## Work task:
Out of the entries that follow, copy each line containing "司机兼清运工".

## Data shown:

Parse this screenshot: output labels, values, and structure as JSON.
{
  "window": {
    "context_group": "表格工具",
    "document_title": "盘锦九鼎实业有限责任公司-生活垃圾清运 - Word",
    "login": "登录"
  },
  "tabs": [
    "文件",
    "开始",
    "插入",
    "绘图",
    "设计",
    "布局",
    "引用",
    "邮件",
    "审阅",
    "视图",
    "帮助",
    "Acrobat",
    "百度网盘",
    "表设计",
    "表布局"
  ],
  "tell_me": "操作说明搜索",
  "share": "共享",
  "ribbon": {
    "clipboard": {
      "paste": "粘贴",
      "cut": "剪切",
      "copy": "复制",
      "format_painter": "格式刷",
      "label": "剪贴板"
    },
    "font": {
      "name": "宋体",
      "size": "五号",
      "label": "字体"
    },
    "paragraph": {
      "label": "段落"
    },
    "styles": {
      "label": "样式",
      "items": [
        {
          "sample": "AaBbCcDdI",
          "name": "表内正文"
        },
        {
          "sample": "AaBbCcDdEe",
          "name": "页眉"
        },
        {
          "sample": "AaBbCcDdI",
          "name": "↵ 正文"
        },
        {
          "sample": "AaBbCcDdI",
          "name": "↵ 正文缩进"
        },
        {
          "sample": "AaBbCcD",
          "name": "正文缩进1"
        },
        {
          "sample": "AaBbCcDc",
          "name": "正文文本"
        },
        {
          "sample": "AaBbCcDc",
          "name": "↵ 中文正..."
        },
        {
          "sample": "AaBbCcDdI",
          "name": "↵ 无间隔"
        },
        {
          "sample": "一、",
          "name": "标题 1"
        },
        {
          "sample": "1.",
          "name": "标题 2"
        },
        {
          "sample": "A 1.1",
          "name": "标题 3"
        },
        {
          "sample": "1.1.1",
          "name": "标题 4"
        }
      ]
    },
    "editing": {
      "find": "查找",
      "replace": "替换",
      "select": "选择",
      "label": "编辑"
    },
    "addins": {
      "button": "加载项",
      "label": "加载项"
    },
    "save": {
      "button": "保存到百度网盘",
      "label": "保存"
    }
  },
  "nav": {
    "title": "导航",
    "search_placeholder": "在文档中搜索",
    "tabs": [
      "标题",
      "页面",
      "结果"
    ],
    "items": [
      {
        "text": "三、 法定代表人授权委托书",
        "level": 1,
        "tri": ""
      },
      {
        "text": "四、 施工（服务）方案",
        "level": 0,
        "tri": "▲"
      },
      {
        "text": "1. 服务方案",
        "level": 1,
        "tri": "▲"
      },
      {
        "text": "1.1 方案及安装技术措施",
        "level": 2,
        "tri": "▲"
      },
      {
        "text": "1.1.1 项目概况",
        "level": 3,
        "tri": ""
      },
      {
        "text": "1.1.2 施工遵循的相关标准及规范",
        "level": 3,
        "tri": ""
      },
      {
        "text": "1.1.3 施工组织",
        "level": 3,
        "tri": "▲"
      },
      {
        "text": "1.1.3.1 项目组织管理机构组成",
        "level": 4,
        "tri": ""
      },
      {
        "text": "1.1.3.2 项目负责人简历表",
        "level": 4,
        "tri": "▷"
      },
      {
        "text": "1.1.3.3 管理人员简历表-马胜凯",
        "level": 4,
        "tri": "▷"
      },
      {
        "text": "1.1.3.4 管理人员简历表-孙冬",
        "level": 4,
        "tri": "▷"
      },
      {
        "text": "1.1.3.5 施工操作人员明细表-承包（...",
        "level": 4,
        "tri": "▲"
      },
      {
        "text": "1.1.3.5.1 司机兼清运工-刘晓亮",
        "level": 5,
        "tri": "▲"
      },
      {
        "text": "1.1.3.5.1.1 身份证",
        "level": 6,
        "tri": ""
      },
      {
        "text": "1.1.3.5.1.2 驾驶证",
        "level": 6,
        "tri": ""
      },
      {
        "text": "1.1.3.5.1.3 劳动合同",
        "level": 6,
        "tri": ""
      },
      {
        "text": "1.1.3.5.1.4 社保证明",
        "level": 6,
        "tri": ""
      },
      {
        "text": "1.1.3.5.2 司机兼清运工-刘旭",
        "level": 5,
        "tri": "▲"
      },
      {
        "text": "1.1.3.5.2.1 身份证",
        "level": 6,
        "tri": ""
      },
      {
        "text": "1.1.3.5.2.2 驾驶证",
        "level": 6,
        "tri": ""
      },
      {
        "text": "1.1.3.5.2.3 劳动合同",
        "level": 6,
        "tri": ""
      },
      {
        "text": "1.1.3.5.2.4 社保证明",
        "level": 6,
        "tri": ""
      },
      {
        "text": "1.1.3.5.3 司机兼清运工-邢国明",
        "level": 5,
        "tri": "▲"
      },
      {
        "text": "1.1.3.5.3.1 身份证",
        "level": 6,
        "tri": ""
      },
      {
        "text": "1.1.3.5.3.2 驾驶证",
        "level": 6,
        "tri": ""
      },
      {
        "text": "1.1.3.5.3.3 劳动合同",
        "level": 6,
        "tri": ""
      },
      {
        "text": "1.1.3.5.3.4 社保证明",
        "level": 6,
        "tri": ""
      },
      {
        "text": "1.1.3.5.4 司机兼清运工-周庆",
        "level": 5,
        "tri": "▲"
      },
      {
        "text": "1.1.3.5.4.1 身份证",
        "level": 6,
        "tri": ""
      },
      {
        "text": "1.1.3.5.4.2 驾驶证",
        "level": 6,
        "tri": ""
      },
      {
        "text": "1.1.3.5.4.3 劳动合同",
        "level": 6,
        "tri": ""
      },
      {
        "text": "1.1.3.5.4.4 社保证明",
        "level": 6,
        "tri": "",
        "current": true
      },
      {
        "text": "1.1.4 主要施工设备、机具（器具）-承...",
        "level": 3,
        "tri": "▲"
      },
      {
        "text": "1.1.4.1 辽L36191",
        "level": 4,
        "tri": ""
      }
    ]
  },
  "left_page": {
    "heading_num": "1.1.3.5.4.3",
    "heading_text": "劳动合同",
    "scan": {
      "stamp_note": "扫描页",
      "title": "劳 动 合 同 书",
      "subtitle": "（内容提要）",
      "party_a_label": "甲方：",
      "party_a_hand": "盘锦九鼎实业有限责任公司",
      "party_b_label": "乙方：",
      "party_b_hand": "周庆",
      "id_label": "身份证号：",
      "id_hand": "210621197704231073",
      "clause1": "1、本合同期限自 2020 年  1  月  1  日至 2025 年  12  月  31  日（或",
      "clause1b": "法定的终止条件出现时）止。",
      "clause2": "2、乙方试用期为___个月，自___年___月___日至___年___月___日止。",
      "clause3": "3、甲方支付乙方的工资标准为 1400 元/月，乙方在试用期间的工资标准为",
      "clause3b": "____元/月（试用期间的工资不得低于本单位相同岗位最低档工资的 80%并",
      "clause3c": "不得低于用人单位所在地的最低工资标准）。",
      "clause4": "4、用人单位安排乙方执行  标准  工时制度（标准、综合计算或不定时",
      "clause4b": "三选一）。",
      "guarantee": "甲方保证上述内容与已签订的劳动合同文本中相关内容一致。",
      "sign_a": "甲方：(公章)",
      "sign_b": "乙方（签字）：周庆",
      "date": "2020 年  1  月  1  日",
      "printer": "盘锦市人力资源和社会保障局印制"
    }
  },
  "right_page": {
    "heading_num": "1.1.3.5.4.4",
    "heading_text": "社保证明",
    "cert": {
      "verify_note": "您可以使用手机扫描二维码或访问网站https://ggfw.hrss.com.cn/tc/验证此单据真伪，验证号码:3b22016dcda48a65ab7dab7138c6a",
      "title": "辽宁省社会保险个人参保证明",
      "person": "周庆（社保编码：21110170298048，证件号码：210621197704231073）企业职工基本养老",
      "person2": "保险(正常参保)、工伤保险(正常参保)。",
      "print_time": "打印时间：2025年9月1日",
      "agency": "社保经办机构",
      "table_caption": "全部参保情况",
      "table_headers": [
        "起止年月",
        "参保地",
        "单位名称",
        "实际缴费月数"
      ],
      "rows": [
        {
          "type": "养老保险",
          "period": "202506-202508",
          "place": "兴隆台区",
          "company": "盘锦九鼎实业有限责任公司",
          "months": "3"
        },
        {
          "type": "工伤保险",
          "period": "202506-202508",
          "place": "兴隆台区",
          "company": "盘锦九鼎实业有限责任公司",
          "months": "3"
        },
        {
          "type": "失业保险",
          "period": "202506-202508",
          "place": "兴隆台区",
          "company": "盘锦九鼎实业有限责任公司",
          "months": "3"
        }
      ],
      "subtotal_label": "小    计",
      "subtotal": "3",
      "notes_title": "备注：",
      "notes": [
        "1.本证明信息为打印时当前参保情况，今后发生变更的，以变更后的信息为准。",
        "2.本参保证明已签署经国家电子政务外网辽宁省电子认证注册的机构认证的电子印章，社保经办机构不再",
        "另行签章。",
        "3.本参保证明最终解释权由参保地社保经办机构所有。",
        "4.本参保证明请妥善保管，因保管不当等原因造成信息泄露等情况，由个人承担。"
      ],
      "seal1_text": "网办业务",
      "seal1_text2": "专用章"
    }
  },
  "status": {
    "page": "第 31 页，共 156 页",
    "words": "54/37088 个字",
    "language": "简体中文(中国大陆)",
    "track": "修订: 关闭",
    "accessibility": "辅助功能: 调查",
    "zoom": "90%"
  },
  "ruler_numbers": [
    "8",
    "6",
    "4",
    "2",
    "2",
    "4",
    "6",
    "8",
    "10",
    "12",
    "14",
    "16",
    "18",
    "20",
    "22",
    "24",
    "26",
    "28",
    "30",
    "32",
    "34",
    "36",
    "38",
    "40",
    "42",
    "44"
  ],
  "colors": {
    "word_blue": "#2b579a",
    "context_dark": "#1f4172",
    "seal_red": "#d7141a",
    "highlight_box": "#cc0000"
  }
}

## Solution:
        "text": "1.1.3.5.1 司机兼清运工-刘晓亮",
        "text": "1.1.3.5.2 司机兼清运工-刘旭",
        "text": "1.1.3.5.3 司机兼清运工-邢国明",
        "text": "1.1.3.5.4 司机兼清运工-周庆",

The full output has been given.